[Opening Supplied records section]
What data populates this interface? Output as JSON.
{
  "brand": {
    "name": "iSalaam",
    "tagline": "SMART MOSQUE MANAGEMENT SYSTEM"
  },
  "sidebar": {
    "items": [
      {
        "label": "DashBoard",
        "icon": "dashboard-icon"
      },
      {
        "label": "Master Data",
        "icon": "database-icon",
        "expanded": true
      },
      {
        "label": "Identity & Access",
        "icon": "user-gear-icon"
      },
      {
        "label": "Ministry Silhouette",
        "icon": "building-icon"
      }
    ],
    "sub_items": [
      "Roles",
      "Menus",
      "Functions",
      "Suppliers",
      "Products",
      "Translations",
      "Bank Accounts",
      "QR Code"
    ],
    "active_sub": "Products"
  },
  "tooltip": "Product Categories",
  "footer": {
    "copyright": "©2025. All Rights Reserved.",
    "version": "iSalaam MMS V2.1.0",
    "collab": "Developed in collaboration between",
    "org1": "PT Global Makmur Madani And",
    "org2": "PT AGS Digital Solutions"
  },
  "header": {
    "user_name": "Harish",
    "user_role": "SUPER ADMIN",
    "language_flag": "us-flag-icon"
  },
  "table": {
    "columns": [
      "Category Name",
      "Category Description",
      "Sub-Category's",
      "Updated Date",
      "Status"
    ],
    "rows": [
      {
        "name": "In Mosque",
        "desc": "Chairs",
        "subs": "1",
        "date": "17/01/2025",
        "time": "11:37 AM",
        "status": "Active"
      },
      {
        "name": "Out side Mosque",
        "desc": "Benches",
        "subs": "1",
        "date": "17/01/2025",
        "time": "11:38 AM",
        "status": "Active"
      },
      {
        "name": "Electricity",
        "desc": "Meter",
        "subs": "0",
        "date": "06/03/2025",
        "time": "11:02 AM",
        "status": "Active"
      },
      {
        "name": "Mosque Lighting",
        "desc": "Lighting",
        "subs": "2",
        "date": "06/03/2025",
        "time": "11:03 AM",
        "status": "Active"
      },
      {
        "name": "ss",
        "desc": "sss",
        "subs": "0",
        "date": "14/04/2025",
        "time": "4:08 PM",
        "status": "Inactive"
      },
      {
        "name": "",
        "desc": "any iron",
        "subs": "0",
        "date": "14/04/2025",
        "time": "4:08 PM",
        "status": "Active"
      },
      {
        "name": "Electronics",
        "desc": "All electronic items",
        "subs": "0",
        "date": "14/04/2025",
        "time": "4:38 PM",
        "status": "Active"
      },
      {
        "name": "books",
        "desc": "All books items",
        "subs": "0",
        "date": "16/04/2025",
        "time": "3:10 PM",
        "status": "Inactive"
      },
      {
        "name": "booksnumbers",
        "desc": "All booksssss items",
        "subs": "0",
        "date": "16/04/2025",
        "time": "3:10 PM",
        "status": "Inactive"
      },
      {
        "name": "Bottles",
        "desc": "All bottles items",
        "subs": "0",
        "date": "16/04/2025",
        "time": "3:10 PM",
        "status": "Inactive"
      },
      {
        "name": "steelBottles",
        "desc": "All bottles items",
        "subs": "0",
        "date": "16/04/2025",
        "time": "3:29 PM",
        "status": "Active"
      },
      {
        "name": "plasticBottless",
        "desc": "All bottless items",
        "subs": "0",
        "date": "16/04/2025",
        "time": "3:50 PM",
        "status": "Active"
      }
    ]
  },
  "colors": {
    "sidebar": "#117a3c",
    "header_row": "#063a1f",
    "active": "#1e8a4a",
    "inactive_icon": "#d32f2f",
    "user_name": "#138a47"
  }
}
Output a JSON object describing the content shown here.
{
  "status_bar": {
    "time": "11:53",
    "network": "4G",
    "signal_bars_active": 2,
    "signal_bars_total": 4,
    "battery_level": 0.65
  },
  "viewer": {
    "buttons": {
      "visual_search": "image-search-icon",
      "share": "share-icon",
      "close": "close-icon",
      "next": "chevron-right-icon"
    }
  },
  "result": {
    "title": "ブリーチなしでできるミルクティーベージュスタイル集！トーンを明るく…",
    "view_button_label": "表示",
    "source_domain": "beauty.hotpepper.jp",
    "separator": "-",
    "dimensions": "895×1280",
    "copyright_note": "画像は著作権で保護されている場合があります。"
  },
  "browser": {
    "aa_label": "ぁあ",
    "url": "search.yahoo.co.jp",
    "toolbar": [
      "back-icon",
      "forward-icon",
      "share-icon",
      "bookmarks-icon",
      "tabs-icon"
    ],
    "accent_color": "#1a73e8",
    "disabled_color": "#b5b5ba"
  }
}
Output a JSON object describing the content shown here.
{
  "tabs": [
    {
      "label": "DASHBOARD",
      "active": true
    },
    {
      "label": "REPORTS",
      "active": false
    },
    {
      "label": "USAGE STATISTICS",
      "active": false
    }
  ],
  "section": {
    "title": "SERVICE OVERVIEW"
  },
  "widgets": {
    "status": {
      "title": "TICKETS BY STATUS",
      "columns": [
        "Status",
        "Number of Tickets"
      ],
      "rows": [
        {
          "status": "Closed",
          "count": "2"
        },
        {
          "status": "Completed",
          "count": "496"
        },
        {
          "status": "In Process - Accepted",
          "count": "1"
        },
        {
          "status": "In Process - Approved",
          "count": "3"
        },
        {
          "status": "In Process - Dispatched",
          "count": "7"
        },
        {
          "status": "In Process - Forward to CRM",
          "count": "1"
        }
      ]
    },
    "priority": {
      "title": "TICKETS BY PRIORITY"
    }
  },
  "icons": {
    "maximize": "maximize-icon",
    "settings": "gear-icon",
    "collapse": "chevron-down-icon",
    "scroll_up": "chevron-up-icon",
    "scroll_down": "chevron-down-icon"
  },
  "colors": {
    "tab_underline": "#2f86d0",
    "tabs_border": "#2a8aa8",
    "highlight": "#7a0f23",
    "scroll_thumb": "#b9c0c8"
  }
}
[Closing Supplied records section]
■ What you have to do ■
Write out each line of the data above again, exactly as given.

■ Response area ■
What data populates this interface? Output as JSON.
{
  "brand": {
    "name": "iSalaam",
    "tagline": "SMART MOSQUE MANAGEMENT SYSTEM"
  },
  "sidebar": {
    "items": [
      {
        "label": "DashBoard",
        "icon": "dashboard-icon"
      },
      {
        "label": "Master Data",
        "icon": "database-icon",
        "expanded": true
      },
      {
        "label": "Identity & Access",
        "icon": "user-gear-icon"
      },
      {
        "label": "Ministry Silhouette",
        "icon": "building-icon"
      }
    ],
    "sub_items": [
      "Roles",
      "Menus",
      "Functions",
      "Suppliers",
      "Products",
      "Translations",
      "Bank Accounts",
      "QR Code"
    ],
    "active_sub": "Products"
  },
  "tooltip": "Product Categories",
  "footer": {
    "copyright": "©2025. All Rights Reserved.",
    "version": "iSalaam MMS V2.1.0",
    "collab": "Developed in collaboration between",
    "org1": "PT Global Makmur Madani And",
    "org2": "PT AGS Digital Solutions"
  },
  "header": {
    "user_name": "Harish",
    "user_role": "SUPER ADMIN",
    "language_flag": "us-flag-icon"
  },
  "table": {
    "columns": [
      "Category Name",
      "Category Description",
      "Sub-Category's",
      "Updated Date",
      "Status"
    ],
    "rows": [
      {
        "name": "In Mosque",
        "desc": "Chairs",
        "subs": "1",
        "date": "17/01/2025",
        "time": "11:37 AM",
        "status": "Active"
      },
      {
        "name": "Out side Mosque",
        "desc": "Benches",
        "subs": "1",
        "date": "17/01/2025",
        "time": "11:38 AM",
        "status": "Active"
      },
      {
        "name": "Electricity",
        "desc": "Meter",
        "subs": "0",
        "date": "06/03/2025",
        "time": "11:02 AM",
        "status": "Active"
      },
      {
        "name": "Mosque Lighting",
        "desc": "Lighting",
        "subs": "2",
        "date": "06/03/2025",
        "time": "11:03 AM",
        "status": "Active"
      },
      {
        "name": "ss",
        "desc": "sss",
        "subs": "0",
        "date": "14/04/2025",
        "time": "4:08 PM",
        "status": "Inactive"
      },
      {
        "name": "",
        "desc": "any iron",
        "subs": "0",
        "date": "14/04/2025",
        "time": "4:08 PM",
        "status": "Active"
      },
      {
        "name": "Electronics",
        "desc": "All electronic items",
        "subs": "0",
        "date": "14/04/2025",
        "time": "4:38 PM",
        "status": "Active"
      },
      {
        "name": "books",
        "desc": "All books items",
        "subs": "0",
        "date": "16/04/2025",
        "time": "3:10 PM",
        "status": "Inactive"
      },
      {
        "name": "booksnumbers",
        "desc": "All booksssss items",
        "subs": "0",
        "date": "16/04/2025",
        "time": "3:10 PM",
        "status": "Inactive"
      },
      {
        "name": "Bottles",
        "desc": "All bottles items",
        "subs": "0",
        "date": "16/04/2025",
        "time": "3:10 PM",
        "status": "Inactive"
      },
      {
        "name": "steelBottles",
        "desc": "All bottles items",
        "subs": "0",
        "date": "16/04/2025",
        "time": "3:29 PM",
        "status": "Active"
      },
      {
        "name": "plasticBottless",
        "desc": "All bottless items",
        "subs": "0",
        "date": "16/04/2025",
        "time": "3:50 PM",
        "status": "Active"
      }
    ]
  },
  "colors": {
    "sidebar": "#117a3c",
    "header_row": "#063a1f",
    "active": "#1e8a4a",
    "inactive_icon": "#d32f2f",
    "user_name": "#138a47"
  }
}
Output a JSON object describing the content shown here.
{
  "status_bar": {
    "time": "11:53",
    "network": "4G",
    "signal_bars_active": 2,
    "signal_bars_total": 4,
    "battery_level": 0.65
  },
  "viewer": {
    "buttons": {
      "visual_search": "image-search-icon",
      "share": "share-icon",
      "close": "close-icon",
      "next": "chevron-right-icon"
    }
  },
  "result": {
    "title": "ブリーチなしでできるミルクティーベージュスタイル集！トーンを明るく…",
    "view_button_label": "表示",
    "source_domain": "beauty.hotpepper.jp",
    "separator": "-",
    "dimensions": "895×1280",
    "copyright_note": "画像は著作権で保護されている場合があります。"
  },
  "browser": {
    "aa_label": "ぁあ",
    "url": "search.yahoo.co.jp",
    "toolbar": [
      "back-icon",
      "forward-icon",
      "share-icon",
      "bookmarks-icon",
      "tabs-icon"
    ],
    "accent_color": "#1a73e8",
    "disabled_color": "#b5b5ba"
  }
}
Output a JSON object describing the content shown here.
{
  "tabs": [
    {
      "label": "DASHBOARD",
      "active": true
    },
    {
      "label": "REPORTS",
      "active": false
    },
    {
      "label": "USAGE STATISTICS",
      "active": false
    }
  ],
  "section": {
    "title": "SERVICE OVERVIEW"
  },
  "widgets": {
    "status": {
      "title": "TICKETS BY STATUS",
      "columns": [
        "Status",
        "Number of Tickets"
      ],
      "rows": [
        {
          "status": "Closed",
          "count": "2"
        },
        {
          "status": "Completed",
          "count": "496"
        },
        {
          "status": "In Process - Accepted",
          "count": "1"
        },
        {
          "status": "In Process - Approved",
          "count": "3"
        },
        {
          "status": "In Process - Dispatched",
          "count": "7"
        },
        {
          "status": "In Process - Forward to CRM",
          "count": "1"
        }
      ]
    },
    "priority": {
      "title": "TICKETS BY PRIORITY"
    }
  },
  "icons": {
    "maximize": "maximize-icon",
    "settings": "gear-icon",
    "collapse": "chevron-down-icon",
    "scroll_up": "chevron-up-icon",
    "scroll_down": "chevron-down-icon"
  },
  "colors": {
    "tab_underline": "#2f86d0",
    "tabs_border": "#2a8aa8",
    "highlight": "#7a0f23",
    "scroll_thumb": "#b9c0c8"
  }
}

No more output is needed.